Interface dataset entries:
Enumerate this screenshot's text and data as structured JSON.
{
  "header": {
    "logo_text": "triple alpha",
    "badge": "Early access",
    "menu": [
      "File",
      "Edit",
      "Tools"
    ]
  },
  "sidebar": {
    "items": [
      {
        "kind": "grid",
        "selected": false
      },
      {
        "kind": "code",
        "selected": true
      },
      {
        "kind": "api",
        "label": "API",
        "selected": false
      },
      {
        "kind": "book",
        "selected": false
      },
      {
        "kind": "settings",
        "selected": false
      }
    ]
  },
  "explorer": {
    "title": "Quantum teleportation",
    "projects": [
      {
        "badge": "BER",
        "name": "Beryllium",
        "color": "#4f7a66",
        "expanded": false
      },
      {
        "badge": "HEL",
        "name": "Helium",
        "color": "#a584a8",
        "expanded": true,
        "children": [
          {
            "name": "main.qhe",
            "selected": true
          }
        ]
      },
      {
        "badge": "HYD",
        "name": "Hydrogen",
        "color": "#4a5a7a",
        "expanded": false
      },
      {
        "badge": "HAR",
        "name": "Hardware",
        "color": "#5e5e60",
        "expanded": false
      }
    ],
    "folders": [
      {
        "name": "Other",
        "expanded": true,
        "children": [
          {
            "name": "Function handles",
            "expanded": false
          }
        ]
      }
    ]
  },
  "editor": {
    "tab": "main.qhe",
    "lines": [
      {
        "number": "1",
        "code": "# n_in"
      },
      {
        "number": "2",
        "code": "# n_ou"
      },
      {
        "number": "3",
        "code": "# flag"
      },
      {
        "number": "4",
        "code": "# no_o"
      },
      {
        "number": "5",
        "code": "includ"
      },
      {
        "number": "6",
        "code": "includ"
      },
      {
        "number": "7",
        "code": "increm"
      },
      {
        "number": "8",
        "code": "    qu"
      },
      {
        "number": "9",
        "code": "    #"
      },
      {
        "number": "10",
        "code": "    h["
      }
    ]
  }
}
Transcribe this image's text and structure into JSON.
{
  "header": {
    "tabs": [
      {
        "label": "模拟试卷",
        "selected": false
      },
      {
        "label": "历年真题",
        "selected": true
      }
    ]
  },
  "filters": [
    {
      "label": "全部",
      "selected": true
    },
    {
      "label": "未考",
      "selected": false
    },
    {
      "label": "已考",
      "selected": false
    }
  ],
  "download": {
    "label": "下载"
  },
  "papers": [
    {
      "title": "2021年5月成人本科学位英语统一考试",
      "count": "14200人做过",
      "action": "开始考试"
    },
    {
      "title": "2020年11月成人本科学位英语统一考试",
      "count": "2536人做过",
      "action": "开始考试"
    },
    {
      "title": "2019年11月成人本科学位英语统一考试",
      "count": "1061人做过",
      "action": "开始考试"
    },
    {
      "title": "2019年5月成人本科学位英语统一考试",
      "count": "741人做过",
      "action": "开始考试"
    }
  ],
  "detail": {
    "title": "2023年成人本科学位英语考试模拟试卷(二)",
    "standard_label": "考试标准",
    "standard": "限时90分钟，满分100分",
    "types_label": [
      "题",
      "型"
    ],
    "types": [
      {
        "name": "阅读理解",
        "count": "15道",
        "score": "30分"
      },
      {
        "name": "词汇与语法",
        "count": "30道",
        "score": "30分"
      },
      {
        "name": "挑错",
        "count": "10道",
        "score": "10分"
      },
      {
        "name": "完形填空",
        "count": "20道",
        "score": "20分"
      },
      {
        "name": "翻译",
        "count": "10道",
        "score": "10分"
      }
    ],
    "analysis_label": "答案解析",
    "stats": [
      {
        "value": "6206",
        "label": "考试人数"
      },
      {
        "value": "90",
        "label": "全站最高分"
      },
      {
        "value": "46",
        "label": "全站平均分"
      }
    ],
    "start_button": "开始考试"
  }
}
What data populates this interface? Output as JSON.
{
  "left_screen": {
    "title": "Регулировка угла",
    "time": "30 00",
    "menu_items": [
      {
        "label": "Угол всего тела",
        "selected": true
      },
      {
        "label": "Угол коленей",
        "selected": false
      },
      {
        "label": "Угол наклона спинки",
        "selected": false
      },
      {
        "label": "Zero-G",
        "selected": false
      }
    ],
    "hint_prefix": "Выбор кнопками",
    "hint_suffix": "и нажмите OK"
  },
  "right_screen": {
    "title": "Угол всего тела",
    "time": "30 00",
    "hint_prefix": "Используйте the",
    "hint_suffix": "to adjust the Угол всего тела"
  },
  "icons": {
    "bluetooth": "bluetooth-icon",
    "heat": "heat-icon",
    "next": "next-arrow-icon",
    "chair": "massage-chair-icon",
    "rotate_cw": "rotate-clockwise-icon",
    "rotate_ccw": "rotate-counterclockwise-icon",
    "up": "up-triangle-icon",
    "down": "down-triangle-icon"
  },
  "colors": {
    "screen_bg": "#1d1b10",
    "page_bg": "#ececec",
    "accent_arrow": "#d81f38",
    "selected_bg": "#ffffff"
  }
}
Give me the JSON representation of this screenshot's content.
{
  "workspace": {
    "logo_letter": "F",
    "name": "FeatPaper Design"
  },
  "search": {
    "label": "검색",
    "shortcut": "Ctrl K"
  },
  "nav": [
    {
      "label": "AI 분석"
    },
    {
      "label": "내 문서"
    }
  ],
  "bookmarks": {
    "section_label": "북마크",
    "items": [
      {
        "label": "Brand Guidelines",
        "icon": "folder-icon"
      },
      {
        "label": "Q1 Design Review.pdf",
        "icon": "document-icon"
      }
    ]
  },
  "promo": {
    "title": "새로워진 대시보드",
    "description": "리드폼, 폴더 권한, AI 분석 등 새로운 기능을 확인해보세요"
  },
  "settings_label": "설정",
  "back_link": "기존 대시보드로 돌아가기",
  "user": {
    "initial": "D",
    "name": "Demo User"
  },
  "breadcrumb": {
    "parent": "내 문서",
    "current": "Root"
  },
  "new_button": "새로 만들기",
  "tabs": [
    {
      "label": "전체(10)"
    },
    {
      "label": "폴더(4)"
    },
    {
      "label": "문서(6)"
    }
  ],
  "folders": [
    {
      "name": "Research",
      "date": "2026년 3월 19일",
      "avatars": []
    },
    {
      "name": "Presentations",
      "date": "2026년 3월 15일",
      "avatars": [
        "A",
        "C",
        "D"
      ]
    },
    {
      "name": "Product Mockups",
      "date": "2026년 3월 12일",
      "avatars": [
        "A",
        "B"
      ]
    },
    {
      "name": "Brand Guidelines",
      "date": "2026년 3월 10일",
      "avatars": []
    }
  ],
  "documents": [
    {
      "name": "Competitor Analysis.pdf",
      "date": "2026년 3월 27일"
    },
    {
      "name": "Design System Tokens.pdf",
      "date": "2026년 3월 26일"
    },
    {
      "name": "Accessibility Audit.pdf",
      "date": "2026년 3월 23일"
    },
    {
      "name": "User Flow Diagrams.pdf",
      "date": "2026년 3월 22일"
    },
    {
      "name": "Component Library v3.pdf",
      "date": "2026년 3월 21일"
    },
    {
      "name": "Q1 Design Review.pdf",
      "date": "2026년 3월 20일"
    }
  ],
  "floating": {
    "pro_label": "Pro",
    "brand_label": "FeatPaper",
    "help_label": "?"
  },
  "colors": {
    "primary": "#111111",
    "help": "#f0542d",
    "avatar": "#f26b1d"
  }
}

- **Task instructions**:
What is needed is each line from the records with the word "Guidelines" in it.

- **Written response**:
        "label": "Brand Guidelines",
      "name": "Brand Guidelines",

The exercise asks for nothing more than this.